I am Haudenosaunee, Upper Cayuga, Bear Clan. As such, I have an avid interest in Indigenous foodways. A graduate of the Culinary Management program at Durham College, this is me cooking to my roots.
Bannock- Let’s get this out of the way
Bannock is not a traditional Indigenous food.
Bannock is traditional to Scotland and was integrated into Indigenous cuisine when communities were no longer able to access their traditional growing and hunting territories. Known as the five white gifts, flour, sugar, lard, salt, and milk were provided to reserves by the Canadian Government to help replace the loss of traditional foods. These foods have had negative impacts on the health of Indigenous people, contributing to disproportionate rates of diabetes and heart disease within Indigenous populations.
I enjoy bannock, and its fried version known as ‘fry bread’, and have taught many people how to make it. I have incorporated it into some of my own cooking workshops, however, I am always careful to point out that it is not a traditional Indigenous food, but an excellent teaching tool to discuss issues around Indigenous food sovereignty.
My version of contemporary Indigenous cuisine
It’s really very simple… fresh ingredients that would have been available on Turtle Island (North America) prior to European contact. Incorporating the flavors of some traditionally plants and medicines into food for the purposes of health, wellness, and interesting flavor combinations.
Corn soup! Everybody believes that they make the best corn soup. Here is my offering.

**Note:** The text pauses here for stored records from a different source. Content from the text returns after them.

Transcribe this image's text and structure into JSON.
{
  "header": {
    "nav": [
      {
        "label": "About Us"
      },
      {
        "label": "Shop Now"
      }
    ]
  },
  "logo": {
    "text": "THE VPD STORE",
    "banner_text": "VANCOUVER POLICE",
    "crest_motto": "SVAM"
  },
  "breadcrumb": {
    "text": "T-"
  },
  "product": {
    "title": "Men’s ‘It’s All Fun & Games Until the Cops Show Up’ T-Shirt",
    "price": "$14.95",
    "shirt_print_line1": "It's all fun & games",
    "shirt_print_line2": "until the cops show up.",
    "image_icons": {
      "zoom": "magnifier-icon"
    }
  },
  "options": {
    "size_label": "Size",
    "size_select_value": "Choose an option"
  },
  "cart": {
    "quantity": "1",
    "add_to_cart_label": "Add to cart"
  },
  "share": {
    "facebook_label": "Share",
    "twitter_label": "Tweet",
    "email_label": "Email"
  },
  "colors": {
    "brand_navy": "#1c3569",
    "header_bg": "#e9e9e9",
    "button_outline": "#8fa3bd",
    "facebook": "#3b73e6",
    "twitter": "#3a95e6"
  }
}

This elk was made into pemmican with blueberries, and that was eventually made into a Metis dish called Rousseau, which is pemmican fried up with cubes of potato and diced onion. It was delicious.